Your task
Find the lines holding the string "chồng" in the data, then copy all of them.

Provided entries
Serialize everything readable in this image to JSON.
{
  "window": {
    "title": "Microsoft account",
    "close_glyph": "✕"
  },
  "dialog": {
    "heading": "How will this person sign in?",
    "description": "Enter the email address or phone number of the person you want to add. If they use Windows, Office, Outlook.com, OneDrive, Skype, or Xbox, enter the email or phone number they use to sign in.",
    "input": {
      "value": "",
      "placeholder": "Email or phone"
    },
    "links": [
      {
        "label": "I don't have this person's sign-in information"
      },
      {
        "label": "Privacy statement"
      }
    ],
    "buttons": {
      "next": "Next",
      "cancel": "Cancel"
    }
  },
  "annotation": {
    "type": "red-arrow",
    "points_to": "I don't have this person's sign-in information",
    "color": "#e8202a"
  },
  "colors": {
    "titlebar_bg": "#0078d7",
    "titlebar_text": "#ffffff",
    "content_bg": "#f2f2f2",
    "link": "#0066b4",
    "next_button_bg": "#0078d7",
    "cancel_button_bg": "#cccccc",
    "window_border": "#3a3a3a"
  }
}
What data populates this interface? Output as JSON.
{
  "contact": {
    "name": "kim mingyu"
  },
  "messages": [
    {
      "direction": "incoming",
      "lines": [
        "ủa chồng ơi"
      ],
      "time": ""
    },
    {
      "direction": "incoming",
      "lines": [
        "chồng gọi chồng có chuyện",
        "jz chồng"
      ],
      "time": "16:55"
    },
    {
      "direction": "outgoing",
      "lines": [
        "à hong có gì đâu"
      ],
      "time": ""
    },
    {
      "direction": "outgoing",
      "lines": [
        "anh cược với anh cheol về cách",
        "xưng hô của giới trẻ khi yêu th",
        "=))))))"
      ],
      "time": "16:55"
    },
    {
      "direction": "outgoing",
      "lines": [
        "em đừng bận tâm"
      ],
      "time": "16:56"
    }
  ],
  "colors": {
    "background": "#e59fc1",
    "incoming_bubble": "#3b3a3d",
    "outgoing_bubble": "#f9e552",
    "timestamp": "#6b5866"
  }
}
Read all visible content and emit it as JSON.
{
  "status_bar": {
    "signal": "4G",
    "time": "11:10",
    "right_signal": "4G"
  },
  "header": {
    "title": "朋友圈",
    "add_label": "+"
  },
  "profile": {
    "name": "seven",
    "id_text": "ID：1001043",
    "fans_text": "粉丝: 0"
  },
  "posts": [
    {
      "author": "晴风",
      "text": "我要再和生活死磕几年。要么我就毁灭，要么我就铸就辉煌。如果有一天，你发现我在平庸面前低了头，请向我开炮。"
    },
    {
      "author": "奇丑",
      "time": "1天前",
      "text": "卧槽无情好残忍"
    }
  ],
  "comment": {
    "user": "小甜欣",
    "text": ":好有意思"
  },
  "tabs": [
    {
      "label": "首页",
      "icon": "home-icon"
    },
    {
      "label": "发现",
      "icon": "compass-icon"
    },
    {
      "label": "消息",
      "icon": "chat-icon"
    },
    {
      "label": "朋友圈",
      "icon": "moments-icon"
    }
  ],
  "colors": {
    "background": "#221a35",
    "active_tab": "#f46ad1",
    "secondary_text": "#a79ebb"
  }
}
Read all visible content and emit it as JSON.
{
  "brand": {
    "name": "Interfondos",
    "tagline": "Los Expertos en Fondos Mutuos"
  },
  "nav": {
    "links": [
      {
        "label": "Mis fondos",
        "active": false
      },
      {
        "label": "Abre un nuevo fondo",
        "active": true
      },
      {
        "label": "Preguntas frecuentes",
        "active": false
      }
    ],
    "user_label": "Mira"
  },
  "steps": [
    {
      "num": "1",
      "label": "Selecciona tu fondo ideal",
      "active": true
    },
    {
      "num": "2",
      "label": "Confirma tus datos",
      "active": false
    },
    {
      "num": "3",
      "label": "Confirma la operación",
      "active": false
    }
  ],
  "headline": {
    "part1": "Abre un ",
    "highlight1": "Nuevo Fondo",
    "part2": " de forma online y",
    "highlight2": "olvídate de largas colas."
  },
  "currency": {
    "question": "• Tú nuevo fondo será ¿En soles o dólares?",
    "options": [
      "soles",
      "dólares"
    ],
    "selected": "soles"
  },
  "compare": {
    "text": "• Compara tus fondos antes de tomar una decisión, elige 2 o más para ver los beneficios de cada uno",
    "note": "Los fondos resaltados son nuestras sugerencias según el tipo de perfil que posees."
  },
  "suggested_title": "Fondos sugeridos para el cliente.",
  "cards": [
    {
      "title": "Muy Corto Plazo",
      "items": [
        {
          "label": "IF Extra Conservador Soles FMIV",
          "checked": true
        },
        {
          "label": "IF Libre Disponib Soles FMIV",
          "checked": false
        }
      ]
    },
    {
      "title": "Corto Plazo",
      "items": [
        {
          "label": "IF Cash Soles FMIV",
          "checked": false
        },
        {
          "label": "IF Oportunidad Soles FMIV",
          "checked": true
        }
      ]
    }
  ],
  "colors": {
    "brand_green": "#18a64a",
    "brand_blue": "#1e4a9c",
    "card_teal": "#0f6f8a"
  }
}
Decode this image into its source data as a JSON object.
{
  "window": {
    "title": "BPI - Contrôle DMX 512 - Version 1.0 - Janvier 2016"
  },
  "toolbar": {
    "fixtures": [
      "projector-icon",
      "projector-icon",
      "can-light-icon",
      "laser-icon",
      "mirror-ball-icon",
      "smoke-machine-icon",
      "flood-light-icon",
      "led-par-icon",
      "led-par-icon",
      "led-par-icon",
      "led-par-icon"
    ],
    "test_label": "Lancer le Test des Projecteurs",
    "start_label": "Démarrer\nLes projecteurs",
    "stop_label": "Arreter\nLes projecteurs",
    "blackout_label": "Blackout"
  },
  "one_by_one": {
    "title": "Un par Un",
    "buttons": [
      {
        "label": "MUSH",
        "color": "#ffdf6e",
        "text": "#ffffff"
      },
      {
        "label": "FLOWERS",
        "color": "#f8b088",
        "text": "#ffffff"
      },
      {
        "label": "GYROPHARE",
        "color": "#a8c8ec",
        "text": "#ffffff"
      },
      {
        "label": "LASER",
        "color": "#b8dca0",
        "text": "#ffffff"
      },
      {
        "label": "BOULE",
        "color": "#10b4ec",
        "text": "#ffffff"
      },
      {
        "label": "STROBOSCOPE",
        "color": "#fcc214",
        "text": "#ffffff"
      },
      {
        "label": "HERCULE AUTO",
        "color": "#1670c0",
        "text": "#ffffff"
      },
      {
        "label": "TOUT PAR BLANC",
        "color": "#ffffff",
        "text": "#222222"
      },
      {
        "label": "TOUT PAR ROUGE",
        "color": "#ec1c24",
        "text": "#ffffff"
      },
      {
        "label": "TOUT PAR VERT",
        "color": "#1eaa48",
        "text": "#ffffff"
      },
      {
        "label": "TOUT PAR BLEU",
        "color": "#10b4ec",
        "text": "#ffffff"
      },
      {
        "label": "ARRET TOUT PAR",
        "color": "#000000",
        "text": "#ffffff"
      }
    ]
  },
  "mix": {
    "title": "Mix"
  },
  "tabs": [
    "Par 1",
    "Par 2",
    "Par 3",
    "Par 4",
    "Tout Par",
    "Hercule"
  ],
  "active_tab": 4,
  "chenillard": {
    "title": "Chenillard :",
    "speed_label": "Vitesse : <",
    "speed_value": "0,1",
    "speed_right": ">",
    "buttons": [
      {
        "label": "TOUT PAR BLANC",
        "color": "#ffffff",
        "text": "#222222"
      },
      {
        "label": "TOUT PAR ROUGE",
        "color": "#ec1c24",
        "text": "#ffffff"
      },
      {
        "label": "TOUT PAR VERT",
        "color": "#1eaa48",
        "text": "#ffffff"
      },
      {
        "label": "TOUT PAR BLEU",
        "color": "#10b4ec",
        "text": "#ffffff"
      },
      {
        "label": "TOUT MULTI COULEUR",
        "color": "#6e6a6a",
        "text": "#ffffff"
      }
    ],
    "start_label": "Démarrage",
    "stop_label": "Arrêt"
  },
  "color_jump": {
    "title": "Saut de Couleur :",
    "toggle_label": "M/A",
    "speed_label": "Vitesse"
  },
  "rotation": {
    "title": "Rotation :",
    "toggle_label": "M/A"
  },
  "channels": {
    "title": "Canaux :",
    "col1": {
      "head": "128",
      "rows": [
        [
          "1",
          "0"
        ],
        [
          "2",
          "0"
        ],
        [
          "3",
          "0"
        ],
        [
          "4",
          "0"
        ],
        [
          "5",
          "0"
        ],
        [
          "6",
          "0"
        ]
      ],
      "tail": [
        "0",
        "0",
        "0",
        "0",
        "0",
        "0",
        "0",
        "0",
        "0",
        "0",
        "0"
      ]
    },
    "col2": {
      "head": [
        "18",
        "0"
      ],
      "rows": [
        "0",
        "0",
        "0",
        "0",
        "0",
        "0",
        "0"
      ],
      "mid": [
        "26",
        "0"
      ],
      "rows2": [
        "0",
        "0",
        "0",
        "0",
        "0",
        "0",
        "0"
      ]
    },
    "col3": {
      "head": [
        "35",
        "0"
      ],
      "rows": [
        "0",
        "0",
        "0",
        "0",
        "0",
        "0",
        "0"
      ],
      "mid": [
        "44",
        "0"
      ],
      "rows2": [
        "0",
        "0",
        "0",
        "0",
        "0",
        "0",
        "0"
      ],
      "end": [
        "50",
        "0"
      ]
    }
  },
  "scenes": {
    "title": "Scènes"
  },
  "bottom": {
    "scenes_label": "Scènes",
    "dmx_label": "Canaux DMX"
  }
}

Answer to the exercise
        "ủa chồng ơi"
        "chồng gọi chồng có chuyện",
        "jz chồng"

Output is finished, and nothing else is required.